* What is expected *
Will you write out all the entries below exactly?
▬▬▬
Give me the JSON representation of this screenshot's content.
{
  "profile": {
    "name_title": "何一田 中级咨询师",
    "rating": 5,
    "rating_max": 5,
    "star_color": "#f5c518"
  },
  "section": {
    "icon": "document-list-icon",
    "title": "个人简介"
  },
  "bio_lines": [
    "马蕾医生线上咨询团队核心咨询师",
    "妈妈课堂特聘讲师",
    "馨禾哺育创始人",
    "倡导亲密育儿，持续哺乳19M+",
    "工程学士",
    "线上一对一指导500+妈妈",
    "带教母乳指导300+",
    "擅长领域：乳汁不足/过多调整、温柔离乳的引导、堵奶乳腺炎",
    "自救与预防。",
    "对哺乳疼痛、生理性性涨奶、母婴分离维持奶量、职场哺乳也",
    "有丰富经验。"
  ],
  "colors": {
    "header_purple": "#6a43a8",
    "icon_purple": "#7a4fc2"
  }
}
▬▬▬
* Written solution *
Give me the JSON representation of this screenshot's content.
{
  "profile": {
    "name_title": "何一田 中级咨询师",
    "rating": 5,
    "rating_max": 5,
    "star_color": "#f5c518"
  },
  "section": {
    "icon": "document-list-icon",
    "title": "个人简介"
  },
  "bio_lines": [
    "马蕾医生线上咨询团队核心咨询师",
    "妈妈课堂特聘讲师",
    "馨禾哺育创始人",
    "倡导亲密育儿，持续哺乳19M+",
    "工程学士",
    "线上一对一指导500+妈妈",
    "带教母乳指导300+",
    "擅长领域：乳汁不足/过多调整、温柔离乳的引导、堵奶乳腺炎",
    "自救与预防。",
    "对哺乳疼痛、生理性性涨奶、母婴分离维持奶量、职场哺乳也",
    "有丰富经验。"
  ],
  "colors": {
    "header_purple": "#6a43a8",
    "icon_purple": "#7a4fc2"
  }
}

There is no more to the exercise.